The poll also features personal ratings, which provide good-fair-poor splits rather than the more familiar approve-disapprove. These find Isobel Redmond’s position substantially deteriorating since the last such poll nine months ago, whereas Jay Weatherill continues to perform well. Weatherill, who was new to the job when the last poll was conducted and accordingly had a high undecided rating, is up six points on good to 25%, seven on fair to 51% and eight on poor to 33%, whereas Redmond is down nine on good to 13%, up three on fair to 47%, and up 12 on poor to 33%. (Note: The puzzling 76% and 60% approval ratings I read into The Advertiser’s report in the first version of this post turned out to be combined good and fair ratings).
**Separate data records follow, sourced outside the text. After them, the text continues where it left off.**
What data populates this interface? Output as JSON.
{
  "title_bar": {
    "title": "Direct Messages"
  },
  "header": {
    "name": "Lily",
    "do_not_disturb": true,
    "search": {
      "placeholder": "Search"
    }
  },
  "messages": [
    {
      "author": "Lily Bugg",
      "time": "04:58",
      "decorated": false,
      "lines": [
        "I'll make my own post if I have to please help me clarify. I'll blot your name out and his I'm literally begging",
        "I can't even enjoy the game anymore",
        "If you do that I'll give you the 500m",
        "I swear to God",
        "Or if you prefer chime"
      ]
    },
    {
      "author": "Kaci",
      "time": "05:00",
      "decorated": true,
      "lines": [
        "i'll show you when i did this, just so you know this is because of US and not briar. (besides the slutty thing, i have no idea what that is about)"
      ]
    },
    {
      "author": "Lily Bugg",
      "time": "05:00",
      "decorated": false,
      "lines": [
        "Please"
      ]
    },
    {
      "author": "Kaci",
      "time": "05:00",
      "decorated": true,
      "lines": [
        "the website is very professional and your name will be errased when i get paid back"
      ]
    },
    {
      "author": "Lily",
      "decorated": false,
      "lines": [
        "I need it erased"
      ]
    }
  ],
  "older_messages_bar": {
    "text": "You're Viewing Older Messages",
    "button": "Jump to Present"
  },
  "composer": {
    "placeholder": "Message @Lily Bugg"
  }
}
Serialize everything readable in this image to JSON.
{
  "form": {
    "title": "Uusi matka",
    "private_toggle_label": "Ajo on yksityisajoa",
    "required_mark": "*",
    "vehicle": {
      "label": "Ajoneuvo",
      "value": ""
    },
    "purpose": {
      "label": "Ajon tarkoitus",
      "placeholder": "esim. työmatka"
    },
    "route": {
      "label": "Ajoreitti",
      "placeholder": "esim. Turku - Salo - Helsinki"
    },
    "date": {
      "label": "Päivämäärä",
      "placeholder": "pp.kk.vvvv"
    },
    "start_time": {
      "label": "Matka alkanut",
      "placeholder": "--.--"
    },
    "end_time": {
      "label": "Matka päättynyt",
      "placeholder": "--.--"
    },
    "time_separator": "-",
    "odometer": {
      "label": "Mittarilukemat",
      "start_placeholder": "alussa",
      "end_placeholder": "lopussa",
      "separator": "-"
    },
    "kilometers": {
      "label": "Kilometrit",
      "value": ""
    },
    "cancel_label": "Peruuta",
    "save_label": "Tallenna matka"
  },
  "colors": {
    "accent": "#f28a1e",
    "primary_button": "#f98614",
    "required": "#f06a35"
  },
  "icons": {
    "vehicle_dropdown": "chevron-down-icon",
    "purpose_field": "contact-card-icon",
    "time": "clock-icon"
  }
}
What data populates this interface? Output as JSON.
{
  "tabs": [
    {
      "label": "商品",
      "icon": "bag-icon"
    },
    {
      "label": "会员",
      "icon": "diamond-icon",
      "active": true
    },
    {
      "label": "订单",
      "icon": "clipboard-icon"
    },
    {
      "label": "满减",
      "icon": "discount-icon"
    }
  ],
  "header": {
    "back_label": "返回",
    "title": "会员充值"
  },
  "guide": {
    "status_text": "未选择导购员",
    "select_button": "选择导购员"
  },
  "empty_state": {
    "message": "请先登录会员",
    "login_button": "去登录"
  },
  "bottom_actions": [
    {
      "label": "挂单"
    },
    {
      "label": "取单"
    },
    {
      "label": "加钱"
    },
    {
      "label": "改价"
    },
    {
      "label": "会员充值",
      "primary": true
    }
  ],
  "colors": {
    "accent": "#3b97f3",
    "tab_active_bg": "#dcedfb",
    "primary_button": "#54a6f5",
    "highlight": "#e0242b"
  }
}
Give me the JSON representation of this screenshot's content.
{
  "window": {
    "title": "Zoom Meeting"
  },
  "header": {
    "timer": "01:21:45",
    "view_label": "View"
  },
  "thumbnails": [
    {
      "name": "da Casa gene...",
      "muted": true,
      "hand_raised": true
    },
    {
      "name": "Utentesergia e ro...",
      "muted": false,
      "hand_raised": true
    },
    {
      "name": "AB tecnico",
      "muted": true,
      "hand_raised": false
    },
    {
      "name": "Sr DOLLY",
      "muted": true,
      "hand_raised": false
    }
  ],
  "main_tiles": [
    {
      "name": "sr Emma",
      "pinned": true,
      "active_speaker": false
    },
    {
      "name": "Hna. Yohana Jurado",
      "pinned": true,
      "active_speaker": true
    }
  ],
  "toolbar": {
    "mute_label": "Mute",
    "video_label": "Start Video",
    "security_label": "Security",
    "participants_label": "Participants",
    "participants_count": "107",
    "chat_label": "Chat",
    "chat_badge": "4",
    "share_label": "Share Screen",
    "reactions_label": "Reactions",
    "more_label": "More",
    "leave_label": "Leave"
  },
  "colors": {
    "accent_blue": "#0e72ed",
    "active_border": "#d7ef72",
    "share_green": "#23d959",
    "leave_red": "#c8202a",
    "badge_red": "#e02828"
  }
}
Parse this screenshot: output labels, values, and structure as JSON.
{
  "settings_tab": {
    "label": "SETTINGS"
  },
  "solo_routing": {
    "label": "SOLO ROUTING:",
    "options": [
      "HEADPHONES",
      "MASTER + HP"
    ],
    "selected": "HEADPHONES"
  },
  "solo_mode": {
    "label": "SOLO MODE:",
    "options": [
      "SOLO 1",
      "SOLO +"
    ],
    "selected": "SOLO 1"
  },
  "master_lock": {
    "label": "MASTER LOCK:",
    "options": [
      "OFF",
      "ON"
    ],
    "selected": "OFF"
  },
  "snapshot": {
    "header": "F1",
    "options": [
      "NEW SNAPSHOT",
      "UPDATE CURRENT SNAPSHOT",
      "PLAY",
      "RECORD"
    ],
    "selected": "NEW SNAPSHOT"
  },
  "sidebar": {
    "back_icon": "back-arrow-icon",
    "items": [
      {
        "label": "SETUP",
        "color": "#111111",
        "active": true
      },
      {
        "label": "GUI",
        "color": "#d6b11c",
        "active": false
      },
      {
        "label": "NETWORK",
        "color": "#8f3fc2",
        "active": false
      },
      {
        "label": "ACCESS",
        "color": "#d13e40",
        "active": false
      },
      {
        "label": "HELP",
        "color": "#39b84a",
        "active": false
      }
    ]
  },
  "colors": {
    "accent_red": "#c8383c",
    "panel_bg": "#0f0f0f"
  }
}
The poll also asked respondents to nominate their preferred Liberal leader, and mischievously threw Alexander Downer into the mix. Downer was in the lead with 29% support against 26% for Redmond, 13% for Redmond’s most likely challenger Martin Hamilton-Smith, 3% for Iain Evans (like Hamilton-Smith an ousted former leader), 3% for Steven Marshall and 2% for Vickie Chapman. On the question of best economic plan for South Australia, the parties are effectively tied with Labor on 38% and Liberal on 37%.
For those wondering why the Liberal leadership question was asked in the way that it was, some background is in order. Isobel Redmond assumed the leadership in July 2009, at which time Labor had a two-party lead in Newspoll of 56-44. As noted, she went on to win the two-party vote at the 2010 election 51.6-48.4, without winning the seats needed to secure a majority. Along the way, she recorded a net approval rating of 38% (58% approval and 20% disapproval) in the Newspoll of January-February 2010, along with a statistically identical result in the poll conducted immediately before the election of March 24. The only Opposition Leader to do better from Newspoll figures going back 26 years, federally or in any mainland state, was Carmen Lawrence in the first poll after her government lost office in Western Australia in 1993.
Redmond’s net approval rating has narrowed appreciably over each of the four Newspoll results published during the government’s current term, while still remaining positive in the January-March result at 43% approval and 34% disapproval (for some reason, state Newspoll results for the second quarter of this year never eventuated).
The 18% lead she enjoyed over Mike Rann as preferred Premier had turned into a slight deficit by the last poll before Rann’s departure, and the two polls on Jay Weatherill’s watch have had him leading by 17% and 19%.
Redmond was widely seen to have erred when she declined to dodge questions as to whether it had been suggested she should fill Mary Jo Fisher’s vacancy in the Senate, instead saying she had been approached by a friend within the party, and that the suggestion had been considered but dismissed.
Redmond’s predecessor as leader, Martin Hamilton-Smith, has been suitably evasive when asked about his ambitions. Greg Kelton in The Advertiser says that only he appears to come close to having the level of support necessary out of the current parliamentary line-up, with Steven Marshall, Dan van Holst Pellekaan or Peter Treloar possibly emerging as cleanskin candidates if the party decides to make a change nearer the election.
Hamilton-Smith being seen as a less-than-inspiring alternative, there has been discussion of a Campbell Newman option, which is where Alexander Downer comes in. Greg Kelton of The Advertiser reported earlier this month that Liberal sources had suggested Downer was interested, although his lobbying business partner Ian Smith said he was not sure state politics would tickle his fancy. Smith himself has been the subject of an approach from federal Mayo MP Jamie Briggs to run for parliament, although Briggs denies this was made with a view to him taking the leadership, and Smith declared himself uninterested in any case.